What you need to do:
Where a line of the records holds the string "print", copy that line.

★ ★ ★ ★ ★ ★ ★

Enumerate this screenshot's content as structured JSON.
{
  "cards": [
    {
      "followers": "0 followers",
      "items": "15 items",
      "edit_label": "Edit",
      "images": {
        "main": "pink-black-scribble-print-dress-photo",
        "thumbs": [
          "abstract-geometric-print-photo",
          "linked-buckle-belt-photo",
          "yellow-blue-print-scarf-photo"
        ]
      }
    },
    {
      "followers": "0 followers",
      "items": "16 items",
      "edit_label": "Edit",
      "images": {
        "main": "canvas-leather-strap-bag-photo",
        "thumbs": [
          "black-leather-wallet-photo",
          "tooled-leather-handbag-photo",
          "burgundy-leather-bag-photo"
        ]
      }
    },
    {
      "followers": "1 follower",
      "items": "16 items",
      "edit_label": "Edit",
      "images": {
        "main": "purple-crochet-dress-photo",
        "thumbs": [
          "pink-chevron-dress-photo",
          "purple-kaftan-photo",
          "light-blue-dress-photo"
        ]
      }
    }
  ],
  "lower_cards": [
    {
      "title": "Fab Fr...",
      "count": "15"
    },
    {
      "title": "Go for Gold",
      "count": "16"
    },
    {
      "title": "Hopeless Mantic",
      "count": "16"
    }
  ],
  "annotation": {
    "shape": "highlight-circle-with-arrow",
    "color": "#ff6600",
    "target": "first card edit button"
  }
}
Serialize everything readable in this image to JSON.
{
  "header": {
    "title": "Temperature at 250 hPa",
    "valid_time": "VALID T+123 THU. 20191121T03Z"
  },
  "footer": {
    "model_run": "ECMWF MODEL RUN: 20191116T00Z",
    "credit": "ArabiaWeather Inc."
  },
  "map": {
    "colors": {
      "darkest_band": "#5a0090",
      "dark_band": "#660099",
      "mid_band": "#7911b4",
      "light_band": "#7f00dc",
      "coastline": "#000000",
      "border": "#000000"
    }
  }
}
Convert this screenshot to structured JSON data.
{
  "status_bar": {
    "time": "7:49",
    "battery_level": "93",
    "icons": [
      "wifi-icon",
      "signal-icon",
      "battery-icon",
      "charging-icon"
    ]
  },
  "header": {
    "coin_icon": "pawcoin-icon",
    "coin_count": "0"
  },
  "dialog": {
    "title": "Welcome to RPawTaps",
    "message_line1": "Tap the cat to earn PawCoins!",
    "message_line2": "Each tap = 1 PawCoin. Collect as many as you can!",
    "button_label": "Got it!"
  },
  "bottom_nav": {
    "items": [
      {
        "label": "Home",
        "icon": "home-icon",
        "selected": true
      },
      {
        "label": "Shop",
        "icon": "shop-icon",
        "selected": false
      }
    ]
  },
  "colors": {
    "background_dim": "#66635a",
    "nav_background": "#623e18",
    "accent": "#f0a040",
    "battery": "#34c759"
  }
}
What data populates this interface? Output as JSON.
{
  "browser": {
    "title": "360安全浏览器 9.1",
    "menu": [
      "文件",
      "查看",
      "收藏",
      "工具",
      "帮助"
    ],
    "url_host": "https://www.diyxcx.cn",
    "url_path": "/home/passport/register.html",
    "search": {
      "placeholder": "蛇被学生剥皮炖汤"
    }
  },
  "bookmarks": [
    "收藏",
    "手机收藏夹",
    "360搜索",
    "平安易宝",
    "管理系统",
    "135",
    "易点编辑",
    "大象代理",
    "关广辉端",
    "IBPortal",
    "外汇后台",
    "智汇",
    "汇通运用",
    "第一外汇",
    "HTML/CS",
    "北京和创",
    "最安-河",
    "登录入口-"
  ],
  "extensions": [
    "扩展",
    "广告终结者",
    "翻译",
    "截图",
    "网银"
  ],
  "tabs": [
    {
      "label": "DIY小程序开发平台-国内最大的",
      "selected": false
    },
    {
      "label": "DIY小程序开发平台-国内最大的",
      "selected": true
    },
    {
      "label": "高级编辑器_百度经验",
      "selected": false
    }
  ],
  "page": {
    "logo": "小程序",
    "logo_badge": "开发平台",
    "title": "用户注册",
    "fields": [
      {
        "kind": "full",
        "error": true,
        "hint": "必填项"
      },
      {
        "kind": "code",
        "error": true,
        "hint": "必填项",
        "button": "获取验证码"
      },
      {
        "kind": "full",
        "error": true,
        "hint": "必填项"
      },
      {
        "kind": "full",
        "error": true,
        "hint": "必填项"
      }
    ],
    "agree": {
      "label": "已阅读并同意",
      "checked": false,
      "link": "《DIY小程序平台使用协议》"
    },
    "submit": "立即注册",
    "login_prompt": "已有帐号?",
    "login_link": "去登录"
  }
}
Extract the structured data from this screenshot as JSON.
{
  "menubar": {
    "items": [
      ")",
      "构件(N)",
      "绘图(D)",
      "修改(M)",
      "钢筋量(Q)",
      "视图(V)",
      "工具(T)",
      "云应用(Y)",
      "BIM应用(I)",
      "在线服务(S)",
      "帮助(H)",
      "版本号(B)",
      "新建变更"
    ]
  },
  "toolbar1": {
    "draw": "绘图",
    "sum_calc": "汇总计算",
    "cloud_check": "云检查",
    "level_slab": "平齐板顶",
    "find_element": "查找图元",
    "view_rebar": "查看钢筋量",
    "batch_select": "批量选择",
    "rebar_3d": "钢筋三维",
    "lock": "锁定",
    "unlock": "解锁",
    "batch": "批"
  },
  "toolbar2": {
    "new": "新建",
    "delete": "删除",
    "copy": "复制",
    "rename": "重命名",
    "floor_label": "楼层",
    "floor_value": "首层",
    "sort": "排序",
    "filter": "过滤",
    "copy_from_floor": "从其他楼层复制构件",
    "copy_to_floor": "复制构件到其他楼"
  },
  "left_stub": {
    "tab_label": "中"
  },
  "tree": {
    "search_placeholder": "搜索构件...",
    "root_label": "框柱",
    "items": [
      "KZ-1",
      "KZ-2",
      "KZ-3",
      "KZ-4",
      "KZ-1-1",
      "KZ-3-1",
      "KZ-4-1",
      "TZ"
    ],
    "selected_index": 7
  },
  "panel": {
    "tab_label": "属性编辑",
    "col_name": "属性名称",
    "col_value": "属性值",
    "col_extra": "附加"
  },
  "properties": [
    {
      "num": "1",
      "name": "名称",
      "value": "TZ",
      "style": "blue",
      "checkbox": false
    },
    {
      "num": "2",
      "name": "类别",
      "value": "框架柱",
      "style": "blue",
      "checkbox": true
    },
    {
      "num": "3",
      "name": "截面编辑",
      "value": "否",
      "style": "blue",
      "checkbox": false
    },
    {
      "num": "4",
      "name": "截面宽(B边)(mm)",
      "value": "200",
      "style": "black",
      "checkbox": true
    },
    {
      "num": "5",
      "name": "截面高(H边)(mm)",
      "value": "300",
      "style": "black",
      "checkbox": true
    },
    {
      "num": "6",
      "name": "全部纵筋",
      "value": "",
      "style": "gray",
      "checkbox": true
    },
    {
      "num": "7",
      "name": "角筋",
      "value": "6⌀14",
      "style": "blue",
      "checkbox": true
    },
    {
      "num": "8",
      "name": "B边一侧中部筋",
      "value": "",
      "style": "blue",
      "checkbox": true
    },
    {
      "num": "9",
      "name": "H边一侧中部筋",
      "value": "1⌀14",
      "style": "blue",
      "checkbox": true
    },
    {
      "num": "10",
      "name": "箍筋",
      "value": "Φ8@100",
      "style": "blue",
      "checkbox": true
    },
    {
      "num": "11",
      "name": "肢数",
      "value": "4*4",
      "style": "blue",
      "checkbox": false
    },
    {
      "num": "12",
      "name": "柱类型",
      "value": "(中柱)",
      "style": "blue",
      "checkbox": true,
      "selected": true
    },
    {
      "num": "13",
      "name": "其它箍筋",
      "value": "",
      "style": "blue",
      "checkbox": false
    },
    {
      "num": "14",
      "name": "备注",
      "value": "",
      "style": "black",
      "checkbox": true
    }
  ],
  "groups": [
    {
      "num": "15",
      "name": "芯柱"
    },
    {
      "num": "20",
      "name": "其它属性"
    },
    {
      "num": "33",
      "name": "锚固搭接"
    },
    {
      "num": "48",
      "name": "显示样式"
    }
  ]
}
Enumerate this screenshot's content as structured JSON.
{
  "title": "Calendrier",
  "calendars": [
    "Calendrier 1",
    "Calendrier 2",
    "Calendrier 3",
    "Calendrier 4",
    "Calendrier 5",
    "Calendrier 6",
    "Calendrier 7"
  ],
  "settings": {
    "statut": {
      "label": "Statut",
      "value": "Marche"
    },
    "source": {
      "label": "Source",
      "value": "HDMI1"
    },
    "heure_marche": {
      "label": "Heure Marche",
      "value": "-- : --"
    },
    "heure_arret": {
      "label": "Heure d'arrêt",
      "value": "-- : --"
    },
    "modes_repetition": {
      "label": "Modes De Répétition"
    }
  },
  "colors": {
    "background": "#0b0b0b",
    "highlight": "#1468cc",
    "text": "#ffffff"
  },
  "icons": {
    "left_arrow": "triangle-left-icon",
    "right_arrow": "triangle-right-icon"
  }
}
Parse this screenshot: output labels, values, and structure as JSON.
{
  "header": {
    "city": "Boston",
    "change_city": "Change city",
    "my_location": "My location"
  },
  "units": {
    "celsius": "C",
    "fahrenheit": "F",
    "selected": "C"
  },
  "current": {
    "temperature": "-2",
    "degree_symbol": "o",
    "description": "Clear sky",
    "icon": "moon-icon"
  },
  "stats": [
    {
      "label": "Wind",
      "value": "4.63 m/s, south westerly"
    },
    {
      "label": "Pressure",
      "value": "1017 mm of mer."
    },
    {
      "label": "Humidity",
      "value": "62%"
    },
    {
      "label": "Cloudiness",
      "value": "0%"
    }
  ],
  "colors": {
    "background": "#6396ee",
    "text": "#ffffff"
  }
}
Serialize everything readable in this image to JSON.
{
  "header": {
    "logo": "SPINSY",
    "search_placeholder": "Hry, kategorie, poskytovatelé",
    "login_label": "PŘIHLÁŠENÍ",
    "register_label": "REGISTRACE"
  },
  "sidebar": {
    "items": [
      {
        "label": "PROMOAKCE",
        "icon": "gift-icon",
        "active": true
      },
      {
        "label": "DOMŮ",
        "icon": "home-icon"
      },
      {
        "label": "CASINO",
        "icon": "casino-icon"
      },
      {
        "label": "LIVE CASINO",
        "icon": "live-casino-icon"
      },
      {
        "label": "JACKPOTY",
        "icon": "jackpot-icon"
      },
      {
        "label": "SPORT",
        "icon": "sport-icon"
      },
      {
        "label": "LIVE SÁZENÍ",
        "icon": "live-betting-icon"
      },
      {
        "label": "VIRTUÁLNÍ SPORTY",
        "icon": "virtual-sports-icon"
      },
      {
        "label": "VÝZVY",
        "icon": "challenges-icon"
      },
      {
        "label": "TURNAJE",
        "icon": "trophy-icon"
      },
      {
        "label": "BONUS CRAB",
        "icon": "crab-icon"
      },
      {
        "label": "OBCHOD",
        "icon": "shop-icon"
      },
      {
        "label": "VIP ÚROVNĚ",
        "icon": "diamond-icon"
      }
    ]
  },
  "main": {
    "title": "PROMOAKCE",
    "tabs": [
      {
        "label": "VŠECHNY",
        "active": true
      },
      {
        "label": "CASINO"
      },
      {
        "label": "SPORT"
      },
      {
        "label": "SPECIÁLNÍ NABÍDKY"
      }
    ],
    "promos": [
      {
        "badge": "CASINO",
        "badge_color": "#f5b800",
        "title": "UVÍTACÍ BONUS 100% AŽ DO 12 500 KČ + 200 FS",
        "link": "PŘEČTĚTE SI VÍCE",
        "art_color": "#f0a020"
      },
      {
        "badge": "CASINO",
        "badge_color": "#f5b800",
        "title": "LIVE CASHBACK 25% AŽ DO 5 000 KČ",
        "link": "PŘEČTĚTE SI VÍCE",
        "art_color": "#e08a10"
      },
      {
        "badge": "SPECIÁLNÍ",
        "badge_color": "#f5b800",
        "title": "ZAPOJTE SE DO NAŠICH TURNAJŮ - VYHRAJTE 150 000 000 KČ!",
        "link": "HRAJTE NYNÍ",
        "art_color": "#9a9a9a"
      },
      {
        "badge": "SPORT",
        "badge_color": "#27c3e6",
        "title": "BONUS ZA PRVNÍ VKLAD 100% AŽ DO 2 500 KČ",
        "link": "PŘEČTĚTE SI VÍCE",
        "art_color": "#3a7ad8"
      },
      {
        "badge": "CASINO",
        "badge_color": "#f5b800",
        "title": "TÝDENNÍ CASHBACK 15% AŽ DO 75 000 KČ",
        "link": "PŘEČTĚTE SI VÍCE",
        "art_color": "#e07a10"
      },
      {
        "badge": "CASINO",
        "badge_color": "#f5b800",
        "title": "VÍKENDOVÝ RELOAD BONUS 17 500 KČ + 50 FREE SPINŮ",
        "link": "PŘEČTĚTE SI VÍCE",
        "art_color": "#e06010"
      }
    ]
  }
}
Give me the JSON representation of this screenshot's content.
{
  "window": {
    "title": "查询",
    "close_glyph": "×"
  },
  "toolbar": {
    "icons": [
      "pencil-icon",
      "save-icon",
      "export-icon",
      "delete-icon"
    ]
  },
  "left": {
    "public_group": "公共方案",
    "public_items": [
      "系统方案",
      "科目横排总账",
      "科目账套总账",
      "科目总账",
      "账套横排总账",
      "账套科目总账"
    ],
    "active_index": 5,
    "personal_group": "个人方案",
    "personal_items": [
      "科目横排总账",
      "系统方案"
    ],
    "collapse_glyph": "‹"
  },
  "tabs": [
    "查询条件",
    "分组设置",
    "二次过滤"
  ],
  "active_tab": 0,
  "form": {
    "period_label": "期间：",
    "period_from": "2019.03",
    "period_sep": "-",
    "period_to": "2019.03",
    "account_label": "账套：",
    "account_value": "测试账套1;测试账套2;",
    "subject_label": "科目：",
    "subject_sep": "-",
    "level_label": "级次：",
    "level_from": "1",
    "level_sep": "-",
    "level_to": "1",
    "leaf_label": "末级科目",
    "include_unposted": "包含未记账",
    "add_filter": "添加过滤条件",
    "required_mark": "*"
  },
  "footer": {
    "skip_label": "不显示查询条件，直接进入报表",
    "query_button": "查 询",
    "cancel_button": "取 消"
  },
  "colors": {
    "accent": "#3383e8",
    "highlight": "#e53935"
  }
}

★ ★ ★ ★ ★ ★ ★

Task answer:
        "main": "pink-black-scribble-print-dress-photo",
          "abstract-geometric-print-photo",
          "yellow-blue-print-scarf-photo"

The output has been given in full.